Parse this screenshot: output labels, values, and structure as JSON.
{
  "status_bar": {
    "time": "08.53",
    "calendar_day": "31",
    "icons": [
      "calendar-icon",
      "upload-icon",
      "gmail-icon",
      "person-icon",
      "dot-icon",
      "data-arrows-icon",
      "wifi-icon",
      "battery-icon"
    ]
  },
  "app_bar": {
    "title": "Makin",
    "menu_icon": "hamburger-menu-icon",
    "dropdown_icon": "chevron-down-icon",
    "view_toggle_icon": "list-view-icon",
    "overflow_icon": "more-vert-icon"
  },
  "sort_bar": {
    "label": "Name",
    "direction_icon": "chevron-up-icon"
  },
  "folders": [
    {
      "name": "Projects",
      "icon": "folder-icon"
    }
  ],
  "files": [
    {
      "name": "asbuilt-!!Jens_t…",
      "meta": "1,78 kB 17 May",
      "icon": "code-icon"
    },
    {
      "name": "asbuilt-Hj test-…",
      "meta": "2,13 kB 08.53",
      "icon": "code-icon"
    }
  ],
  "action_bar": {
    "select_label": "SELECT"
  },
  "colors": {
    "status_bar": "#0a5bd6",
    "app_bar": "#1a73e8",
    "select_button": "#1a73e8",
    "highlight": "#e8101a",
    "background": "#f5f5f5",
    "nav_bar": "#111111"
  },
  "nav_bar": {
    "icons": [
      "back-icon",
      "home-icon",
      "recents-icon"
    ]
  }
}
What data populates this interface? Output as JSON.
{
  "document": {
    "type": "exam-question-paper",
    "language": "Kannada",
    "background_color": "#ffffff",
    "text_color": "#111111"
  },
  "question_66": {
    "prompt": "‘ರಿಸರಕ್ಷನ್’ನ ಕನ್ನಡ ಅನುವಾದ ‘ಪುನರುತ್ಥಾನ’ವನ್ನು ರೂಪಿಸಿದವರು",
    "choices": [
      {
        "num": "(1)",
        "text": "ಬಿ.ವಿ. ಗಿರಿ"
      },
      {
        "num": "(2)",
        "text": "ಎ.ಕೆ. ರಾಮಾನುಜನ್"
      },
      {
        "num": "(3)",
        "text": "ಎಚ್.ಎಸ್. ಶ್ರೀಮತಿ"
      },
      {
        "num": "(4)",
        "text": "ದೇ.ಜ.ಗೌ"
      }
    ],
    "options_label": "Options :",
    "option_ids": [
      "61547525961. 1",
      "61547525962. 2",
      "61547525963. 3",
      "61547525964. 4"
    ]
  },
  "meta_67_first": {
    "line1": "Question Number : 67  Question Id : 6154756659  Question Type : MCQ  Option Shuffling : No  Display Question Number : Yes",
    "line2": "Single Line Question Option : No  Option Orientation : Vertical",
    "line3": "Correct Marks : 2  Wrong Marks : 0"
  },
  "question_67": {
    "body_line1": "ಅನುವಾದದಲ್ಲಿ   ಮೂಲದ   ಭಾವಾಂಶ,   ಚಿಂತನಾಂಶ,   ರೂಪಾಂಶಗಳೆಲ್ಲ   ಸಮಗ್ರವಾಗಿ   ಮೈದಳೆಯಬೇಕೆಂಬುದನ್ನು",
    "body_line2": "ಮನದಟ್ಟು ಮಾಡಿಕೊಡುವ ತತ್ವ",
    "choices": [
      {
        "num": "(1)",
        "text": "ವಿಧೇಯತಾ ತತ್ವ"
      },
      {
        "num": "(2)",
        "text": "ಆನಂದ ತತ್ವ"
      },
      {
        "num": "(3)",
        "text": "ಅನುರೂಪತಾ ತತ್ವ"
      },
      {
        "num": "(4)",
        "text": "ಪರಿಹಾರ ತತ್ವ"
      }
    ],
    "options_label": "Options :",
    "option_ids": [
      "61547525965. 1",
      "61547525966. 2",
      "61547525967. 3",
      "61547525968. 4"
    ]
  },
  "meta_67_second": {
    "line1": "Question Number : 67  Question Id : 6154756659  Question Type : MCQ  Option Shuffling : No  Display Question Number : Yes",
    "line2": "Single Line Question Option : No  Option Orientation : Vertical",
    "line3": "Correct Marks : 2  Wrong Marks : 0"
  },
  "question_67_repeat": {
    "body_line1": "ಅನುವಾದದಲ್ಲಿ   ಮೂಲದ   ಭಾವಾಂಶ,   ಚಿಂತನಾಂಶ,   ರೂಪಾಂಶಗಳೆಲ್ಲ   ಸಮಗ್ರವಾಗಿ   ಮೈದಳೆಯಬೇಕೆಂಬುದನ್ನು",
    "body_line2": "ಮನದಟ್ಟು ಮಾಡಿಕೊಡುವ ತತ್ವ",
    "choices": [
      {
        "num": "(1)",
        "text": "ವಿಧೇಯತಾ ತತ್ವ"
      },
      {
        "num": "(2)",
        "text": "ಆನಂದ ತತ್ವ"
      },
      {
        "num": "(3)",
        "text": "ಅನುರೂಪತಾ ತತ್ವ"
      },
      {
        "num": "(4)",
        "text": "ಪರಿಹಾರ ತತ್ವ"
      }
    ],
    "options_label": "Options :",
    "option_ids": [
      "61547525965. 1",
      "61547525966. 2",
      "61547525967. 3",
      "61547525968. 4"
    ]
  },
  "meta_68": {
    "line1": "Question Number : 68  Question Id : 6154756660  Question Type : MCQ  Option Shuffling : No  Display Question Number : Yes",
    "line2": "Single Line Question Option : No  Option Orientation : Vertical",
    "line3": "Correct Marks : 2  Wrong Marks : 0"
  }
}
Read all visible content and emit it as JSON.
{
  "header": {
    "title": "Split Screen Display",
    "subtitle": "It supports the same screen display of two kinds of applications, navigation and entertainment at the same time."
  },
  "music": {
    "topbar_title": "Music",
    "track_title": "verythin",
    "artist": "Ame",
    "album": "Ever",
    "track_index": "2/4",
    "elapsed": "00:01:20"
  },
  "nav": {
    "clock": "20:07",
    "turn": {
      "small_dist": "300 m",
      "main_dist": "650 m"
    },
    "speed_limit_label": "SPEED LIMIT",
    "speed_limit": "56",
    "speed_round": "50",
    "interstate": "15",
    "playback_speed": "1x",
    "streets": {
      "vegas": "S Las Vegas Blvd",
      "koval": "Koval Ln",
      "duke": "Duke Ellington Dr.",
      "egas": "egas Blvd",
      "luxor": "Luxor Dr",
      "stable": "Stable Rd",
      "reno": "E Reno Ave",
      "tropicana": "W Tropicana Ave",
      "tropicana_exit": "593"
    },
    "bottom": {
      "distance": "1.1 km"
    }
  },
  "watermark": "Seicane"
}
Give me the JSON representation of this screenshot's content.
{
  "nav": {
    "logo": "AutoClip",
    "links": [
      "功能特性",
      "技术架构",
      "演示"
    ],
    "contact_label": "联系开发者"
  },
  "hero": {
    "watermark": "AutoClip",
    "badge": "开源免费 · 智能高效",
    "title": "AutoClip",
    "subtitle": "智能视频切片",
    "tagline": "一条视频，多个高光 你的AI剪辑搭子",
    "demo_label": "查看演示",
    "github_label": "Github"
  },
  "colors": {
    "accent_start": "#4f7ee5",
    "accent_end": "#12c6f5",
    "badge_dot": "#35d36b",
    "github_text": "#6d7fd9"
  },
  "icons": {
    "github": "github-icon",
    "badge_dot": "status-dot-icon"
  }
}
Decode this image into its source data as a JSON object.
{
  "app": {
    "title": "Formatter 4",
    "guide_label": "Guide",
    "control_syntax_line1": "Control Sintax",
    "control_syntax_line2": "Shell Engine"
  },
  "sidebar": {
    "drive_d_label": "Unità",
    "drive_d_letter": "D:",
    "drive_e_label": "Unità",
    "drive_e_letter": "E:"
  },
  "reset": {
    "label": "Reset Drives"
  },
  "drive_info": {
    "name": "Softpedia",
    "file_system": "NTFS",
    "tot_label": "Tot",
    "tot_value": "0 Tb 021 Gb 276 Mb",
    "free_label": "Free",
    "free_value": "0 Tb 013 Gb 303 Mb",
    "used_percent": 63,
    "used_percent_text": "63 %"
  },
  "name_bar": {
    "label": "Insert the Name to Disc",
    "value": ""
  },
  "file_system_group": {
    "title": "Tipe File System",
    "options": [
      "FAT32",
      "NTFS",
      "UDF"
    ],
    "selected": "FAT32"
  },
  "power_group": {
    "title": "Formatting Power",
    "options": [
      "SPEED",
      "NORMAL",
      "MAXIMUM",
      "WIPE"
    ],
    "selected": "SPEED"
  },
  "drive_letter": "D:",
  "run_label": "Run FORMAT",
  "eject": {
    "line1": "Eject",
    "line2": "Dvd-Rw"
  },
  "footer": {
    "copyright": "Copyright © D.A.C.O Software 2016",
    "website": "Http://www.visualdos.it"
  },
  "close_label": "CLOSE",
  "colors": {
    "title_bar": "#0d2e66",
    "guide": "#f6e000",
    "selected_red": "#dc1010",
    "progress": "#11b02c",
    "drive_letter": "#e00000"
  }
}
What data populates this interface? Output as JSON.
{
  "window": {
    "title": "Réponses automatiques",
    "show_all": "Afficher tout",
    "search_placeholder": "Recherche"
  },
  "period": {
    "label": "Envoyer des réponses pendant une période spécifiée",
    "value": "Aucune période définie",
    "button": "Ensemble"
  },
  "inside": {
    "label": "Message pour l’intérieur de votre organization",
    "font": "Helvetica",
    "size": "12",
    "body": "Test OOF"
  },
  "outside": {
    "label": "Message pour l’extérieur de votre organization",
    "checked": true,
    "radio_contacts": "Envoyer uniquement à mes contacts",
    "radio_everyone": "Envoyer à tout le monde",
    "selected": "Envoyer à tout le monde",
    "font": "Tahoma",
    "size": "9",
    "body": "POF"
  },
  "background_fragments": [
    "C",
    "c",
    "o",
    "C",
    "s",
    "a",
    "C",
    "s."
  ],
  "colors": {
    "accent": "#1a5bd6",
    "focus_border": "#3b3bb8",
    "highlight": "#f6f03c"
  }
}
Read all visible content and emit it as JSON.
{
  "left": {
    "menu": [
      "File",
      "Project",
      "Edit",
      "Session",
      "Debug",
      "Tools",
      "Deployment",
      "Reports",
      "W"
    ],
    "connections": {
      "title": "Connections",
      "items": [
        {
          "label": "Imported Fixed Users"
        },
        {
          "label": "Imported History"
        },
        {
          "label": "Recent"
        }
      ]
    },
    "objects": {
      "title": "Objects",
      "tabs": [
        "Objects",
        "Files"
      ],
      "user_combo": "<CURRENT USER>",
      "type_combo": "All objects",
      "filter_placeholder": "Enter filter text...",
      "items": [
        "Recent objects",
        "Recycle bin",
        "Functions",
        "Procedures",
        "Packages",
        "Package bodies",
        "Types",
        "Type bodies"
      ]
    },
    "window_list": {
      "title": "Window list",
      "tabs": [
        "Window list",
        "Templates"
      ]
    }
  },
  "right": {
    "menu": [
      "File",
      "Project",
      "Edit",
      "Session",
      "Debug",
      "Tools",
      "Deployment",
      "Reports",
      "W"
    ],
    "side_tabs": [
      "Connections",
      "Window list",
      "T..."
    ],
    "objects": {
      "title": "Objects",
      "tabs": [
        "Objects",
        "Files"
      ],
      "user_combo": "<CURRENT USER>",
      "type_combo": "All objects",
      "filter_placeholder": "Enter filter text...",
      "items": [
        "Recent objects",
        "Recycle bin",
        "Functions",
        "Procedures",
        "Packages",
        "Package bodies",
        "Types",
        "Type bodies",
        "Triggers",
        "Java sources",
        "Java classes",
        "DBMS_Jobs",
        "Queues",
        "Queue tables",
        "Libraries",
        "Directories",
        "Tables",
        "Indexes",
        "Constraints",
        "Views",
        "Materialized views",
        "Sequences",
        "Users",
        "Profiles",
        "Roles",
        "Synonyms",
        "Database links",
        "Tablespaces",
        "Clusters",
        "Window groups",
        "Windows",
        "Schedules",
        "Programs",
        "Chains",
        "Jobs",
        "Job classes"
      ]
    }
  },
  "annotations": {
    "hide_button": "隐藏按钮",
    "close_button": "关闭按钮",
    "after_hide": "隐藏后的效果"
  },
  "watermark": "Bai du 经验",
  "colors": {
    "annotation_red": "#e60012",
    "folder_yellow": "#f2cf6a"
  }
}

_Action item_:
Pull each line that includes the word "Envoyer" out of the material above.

_Answer to this problem_:
    "label": "Envoyer des réponses pendant une période spécifiée",
    "radio_contacts": "Envoyer uniquement à mes contacts",
    "radio_everyone": "Envoyer à tout le monde",
    "selected": "Envoyer à tout le monde",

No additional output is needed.